DENVER - The adjustment, to say the least, has been strenuous.
New country, unfamiliar teammates, different style of play. Those are just some of the things Furkan Aldemir has encountered since leaving his native Turkey and coming over to join the 76ers on Dec. 15. After slowly getting worked into the rotation and seeing action in 17 of 18 games, Aldemir was relegated to the bench and played in only five of the next 15.
But with a contract that has him making $2.7 million next season and $2.8 million the one after, the team thought it'd better give the 6-9 power forward more of a look as the season played out. Last night in Denver, Aldemir, 23, saw action in his fifth consecutive game and hit the floor for the ninth time in the last 11.
He is still a long way away from being a dependable contributor. His offensive game is pretty non-existent, with points coming on occasional put-backs or perhaps off a rare pick-and-roll. He gets manhandled easily down low by the stronger player with whom he is matched, but relentlessly fights for rebounds, averaging 3.9 boards in his 10.7 minutes.
He knows his limitations and is working to improve. Whether he can become a real NBA-level player is yet to be determined.
"I've tried to adapt and [lately] I got more minutes," Aldemir said. "I'm learning to play with my teammates and in the NBA. But still I'm just trying to learn what they are doing, what I need to do. Every day, I'm working on my individual things - my shooting, my post moves - and I think I improved my body and my skills. I want to use this opportunity.
Coach [Brett Brown] is giving me some minutes and I don't want to break their trust, and I don't want to break my confidence."
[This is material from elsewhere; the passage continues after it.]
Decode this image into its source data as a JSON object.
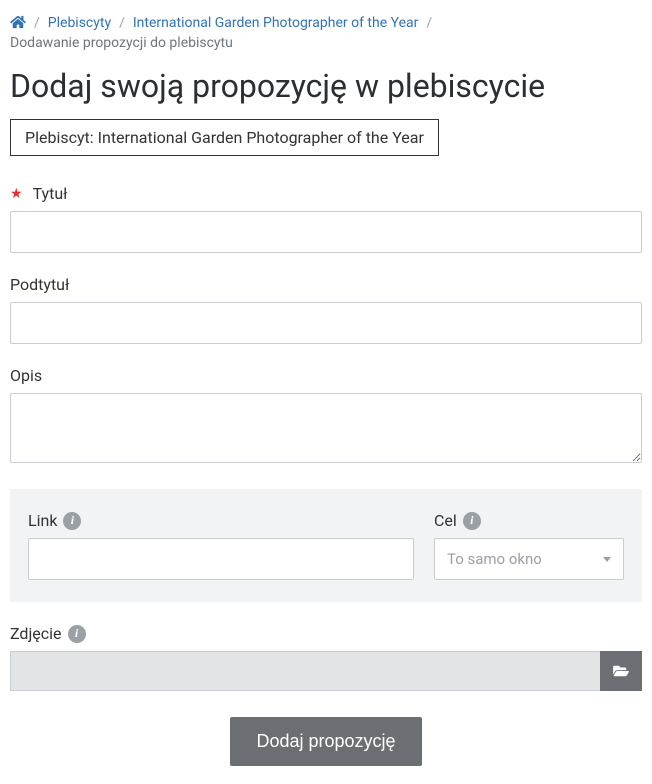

He says he has lost about 10 pounds since coming over, along with a good bit of body fat. The team, no doubt, will want him to regain the weight but as muscle. He'll have a chance to do that over the summer after a little time off.
Still, adapting to the league is the hardest part of Ademir's transition. The speed of the game still dizzies him at times.
"The running," he said, laughing. "[It's so much] faster. In the Euro League, we try to use all 24 seconds on the shot clock, we try to use all set plays. But here, we play out of fastbreak. I remember my first month here, I couldn't catch my guy. I would take the ball out of bounds and give it to the point guard and then I'd try to run down the court, but they'd already shoot it. I am faster now because of working every day.
"I want to play [in the summer leagues], and I think they will call me to. I want to go back to Turkey for a month and see my family for vacation, then I will come back and go to work. I can rebound. I can set a pick and I can play pick-and-roll. But I don't want to play just one way. I want to improve other things, like shooting, and I want to play face-to-face.
"I'm a player that I don't care how many points I have. I don't care what my stats are. I just want to help my teammates."
He still has the look of a kid going out to play before every game. Despite being in the league 14 seasons, Jason Richardson is as antsy as anyone in a pregame locker room - legs shaking, eyes wide. After all these years and two seasons away from the game because of injury, the game is as fun as ever for the 34-year-old. Last night was even more special.
Richardson and his family make Denver their home. His wife is from there, and the city and its surroundings supply everything Richardson could possibly want out of life.
"This is where I'm going to retire," he said before starting last night's game. "I've been living here for 5 years. This is just a great place, and my wife is here to watch, my kids are here. I love it.
"I'm an outdoor person. I love the hiking, the camping in the summer. The golf courses are great. Winter, although I haven't been here for one yet, I'm looking forward to the snowboarding and the skiing. All the stuff an outdoor person would like. It's also the best place to train, with the altitude. I've been lucky to travel to a lot of places in my career. Denver, for me, has it all."
One of the top basketball families in Philadelphia has a presence in Denver with the Nuggets.
Brian Boyle, a University of the Sciences and Bonner-Prendergast grad, is a video coordinator for the Nuggets. He is also the grandson of Jim Lynam.
Following college, Boyle spent a year with the La Salle University men's basketball team as video coordinator.